I usually don’t like resolutions or don’t like to make any resolutions. I work on goals and objections every day or month. I feel resolutions are just way to give excuse to yourself unless you really follow through and make it happen. I believe in KISS, “Keep it Simple, Sincere”. That’s right not Keep it simple stupid. It’s just creating simple goals and objectives with periodic milestones would help you get things accomplished easily compared to Resolutions. Being said, many people believe in New year resolutions and I just came across set of 15 resolutions published by WalletHub. Here are some for you to check it out,
Get Reacquainted with Your Finances: The first step toward financial improvement is to get the lay of the land. That means checking the status of all your financial accounts, taking stock of your assets and debts, and evaluating your monthly cash flow. This will enable you to identify particular areas that warrant improvement as well as evaluate if upgrading an account would be beneficial.
Not only are your financial needs bound to change from year to year, but there are also a number of interesting market developments that you would do well to take advantage of. For example, credit card companies are offering extremely lucrative sign-up perks – such as a $400 statement credit or 0% for 18 months – to new customers with above average credit standing. Online-only bank accounts now offer vastly superior terms to branch-based accounts as well, and you can save a lot of money by refinancing your mortgage in the current low-rate environment.

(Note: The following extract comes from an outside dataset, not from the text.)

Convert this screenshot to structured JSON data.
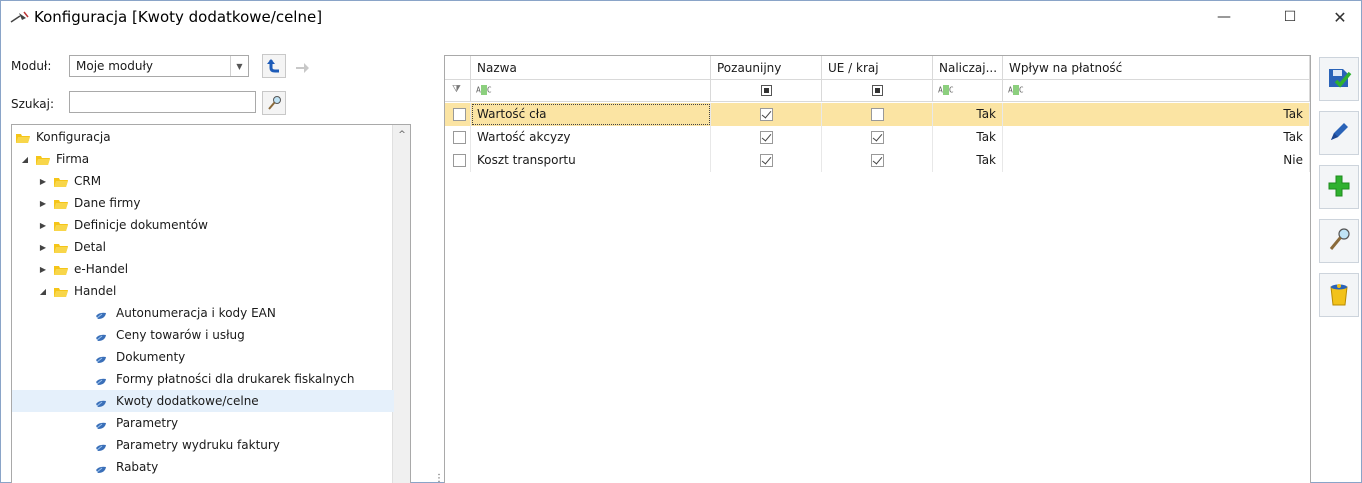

Make a Budget: Only 39% of adults have a budget, according to survey data from the National Foundation for Credit Counseling, which makes the fact that we are on pace to rack up at least $60 billion in credit card debt in 2014 and likely another $70 billion in 2015 a bit less surprising. Those statistics make the need to create and maintain a budget seem a bit more pressing, though, especially since we’ll be putting ourselves at risk of another recession if we keep overleveraging at this pace.
The best way to make a budget is to gather together all of your bills from the past few months and then make a list of your recurring expenses in order of importance – with true necessities like housing, food and healthcare obviously taking precedence. You can then compare the cost of these expenses against your monthly take-home and eliminate any outlays that would outpace your spending power. After that, just make sure to compare your ensuing monthly spending to your planned budget to make sure you’re abiding by it.
Implement the Island Approach: The Island Approach is a personal finance technique based on the theory of compartmentalization that encourages consumers to isolate different financial needs on different financial products – as if they are a chain of related islands. For example, this might entail getting one credit card for everyday purchases that you can pay off in full by the end of the month and another for revolving debt.
Doing so will enable you to get the best possible terms on each card (i.e. a great rewards earning rate on your everyday card and an extended 0% term on your debt card) rather than compromising for middling terms on a single card. It will also help you reduce the cost of your debt, since everyday purchases won’t be inflating your average daily balance, and garner valuable perspective on your finances – if you ever incur interest on your everyday card, you’ll know you spent too much that month.
Automate as Much as Possible: One of the most easily avoidable mistakes that people make in regards to their finances is missing due dates. Often due to pure forgetfulness, tardiness can have serious ramifications on your financial life – such as missed credit card payments fostering credit score damage.
Luckily, avoiding such a negative event is as simple as setting up recurring monthly payments from a checking account. You can do so for your full balance, the minimum amount required or a customized amount, and this applies to a variety of different types of bills – from credit cards to cable. Of course, you’ll have to remember to review your monthly statements in order to avoid being overcharged or missing a sign of fraud, but you’re not on the clock for that like you would be with payment.
Build an Emergency Fund: Roughly 56% of Americans do not have a rainy day fund, according to the Financial Industry Regulatory Authority’s National Financial Capability Study. Like someone without insurance, folks who lack an emergency fund are merely tempting fate and putting themselves at risk of financial catastrophe in the event of prolonged job loss or significant emergency expenses. Building up some monetary reserves should therefore be one of the first orders of business for any financial makeover.
While we recommend ultimately building a fund with about 12-18 months’ take-home income, it’s important to understand that won’t happen overnight. As a result, you needn’t put the rest of your financial life on hold until your emergency fund is complete, but rather chip away at it over time. That is key because we actually recommend creating a 6-month safety net before beginning to even pay down your debts in earnest. Doing so will help ensure that you do not end up right back where you started upon finally reaching debt freedom.
I like the Island approach, emergency fund ideas which I always recommend to friends. Check out the remaining resolutions by visiting, wallethub.com
Happy New year every one!!!